Hold’em with Holloway, Vol. 79: Calling Controversy at WinStar
The other day I was scrolling through Twitter and came across a post by Allen Kessler. "I wonder what the Complainsaw is grumbling about today?" I thought to myself. No surprise it concerned a tournament ruling, one occurring at the 2018 WinStar River Poker Series Main Event, a tournament covered by the PokerNews Live Reporting Team.
I decided that Kessler's quandary was worth exploring, which made the hand the perfect candidate for this week's Hold'em with Holloway. Here's the situation as related in the PokerNews live updates:
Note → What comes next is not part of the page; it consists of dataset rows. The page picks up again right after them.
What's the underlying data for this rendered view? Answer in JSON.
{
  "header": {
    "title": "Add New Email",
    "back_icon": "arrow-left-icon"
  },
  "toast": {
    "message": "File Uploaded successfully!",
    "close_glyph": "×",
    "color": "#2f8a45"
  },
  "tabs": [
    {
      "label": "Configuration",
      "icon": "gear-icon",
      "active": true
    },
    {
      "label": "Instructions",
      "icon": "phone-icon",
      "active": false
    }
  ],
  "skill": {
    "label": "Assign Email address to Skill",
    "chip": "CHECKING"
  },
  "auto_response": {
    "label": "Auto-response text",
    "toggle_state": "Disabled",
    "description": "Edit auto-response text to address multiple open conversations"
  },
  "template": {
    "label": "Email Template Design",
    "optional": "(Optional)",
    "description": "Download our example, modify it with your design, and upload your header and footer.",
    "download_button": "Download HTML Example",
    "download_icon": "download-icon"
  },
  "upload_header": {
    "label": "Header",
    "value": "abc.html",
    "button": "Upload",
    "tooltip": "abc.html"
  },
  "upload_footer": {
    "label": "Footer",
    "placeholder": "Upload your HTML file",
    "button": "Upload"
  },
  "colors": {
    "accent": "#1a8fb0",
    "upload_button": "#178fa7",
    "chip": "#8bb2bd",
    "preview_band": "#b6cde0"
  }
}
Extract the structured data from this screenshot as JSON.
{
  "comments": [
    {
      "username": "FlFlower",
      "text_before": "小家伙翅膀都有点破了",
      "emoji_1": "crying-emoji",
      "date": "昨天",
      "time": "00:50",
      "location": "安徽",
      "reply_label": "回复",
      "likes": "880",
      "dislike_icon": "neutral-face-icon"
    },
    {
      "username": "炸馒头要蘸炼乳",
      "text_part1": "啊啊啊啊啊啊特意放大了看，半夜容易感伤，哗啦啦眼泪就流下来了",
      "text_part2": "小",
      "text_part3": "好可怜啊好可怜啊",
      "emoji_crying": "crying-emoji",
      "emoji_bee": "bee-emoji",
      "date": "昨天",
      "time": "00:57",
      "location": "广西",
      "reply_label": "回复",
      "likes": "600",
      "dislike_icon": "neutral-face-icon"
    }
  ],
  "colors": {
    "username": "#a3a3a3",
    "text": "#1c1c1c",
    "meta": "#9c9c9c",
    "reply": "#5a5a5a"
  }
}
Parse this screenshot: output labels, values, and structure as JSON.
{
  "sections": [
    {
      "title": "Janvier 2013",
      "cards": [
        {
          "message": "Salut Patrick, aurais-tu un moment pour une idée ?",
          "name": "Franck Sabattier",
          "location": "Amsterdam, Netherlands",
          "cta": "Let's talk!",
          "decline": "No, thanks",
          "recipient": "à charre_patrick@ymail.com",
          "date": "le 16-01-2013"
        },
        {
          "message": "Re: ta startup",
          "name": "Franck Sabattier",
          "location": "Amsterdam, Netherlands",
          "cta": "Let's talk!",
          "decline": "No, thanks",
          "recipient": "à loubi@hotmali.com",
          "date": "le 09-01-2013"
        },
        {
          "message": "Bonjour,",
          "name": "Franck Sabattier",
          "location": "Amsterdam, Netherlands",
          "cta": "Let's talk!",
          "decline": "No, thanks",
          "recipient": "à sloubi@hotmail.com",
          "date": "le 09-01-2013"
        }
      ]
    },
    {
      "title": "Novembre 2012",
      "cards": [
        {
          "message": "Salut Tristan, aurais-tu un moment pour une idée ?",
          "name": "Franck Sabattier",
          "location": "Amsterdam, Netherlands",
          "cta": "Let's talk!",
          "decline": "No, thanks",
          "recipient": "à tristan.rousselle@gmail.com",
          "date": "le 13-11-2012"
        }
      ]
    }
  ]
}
On a board of , the tournament supervisor was called over for a ruling. It seemed big blind Lou Garza had bet 50,000 and Paul Schwartz made it 100,000 on the button. Garza responded with an all-in shove and Schwartz had only put out 95,000. He flicked in another chip to complete his bet, and the dealer mistakenly announced a call, thinking that was a calling chip.
Thus, Garza tabled his hand of . The supervisor ruled action was finished and the river would be dealt. Garza vehemently disagreed with the ruling but a second supervisor was called, as Schwartz's was now face-up. The second TD agreed with the ruling. Garza pointed out his opponent should have to call the full amount of his stack to see the river, as he had announced all in and was now getting freerolled. The ruling stood, and luckily for Garza, the river was the so he won the pot anyway.
The poker community seemed split on the ruling with several weighing in on social media such as ARIA poker manager Sean McCormack.
"All-in and Call. Garza bets 50k, Schwartz min-raised to 100k (THIS IS HIS TIME TO FIX BET), Garza shoved all in and is announced as such, action back on Schwartz and he flips a chip in," he said. "Schwartz is at risk now because the assumption is his initial bet of 100k was correct. Want to fix this rule so there is never confusion? Take out the 1 chip call (but we know that won't happen)."
Poker pro Dylan Hortin echoed those sentiments: "Gotta be a call IMO, this would/could be a nasty and easy angle to run if it isn't... be careful when forwarding any chips into the pot with action happening."
Meanwhile, Mark Roovers disagreed and was on the other side of the spectrum.
"Obviously not a call, and Garza made a mistake tabling his hand," he said. "The dealer is to blame for this, but players also have a responsibility. Ruling should be that Schwartz can now either call or fold with the info he has before any river is dealt."
What does the Tournament Directors Association have to say? There are no clear-cut rules, but there are some that seem applicable to the situation:
53: Accepted Action
Poker is a game of alert, continuous observation. It is the caller’s responsibility to determine the correct amount of an opponent’s bet before calling, regardless of what is stated by others. If a caller requests a count but receives incorrect information from a dealer or player, then pushes out that amount, the caller has accepted the full correct action & is subject to the correct wager or all-in amount. As with all situations, Rule 1 may apply at TD’s discretion.
2: Player Responsibilities
Players should... protect their hands.
68: Exposing Cards and Proper Folding
Exposing cards with action pending may result in a penalty but not a dead hand.
1: Floor Decisions
The best interest of the game and fairness are top priorities in decision-making.
In my opinion, the tournament staff should not have allowed Schwartz to see the river card without either being forced to call the all-in shove or deciding on whether or not to make the call after seeing Garza's hand.
The ruling ended up giving Schwartz a freeroll — he wasn't putting any more chips in unless he improved — which certainly was not in "the best interest of the game and fairness."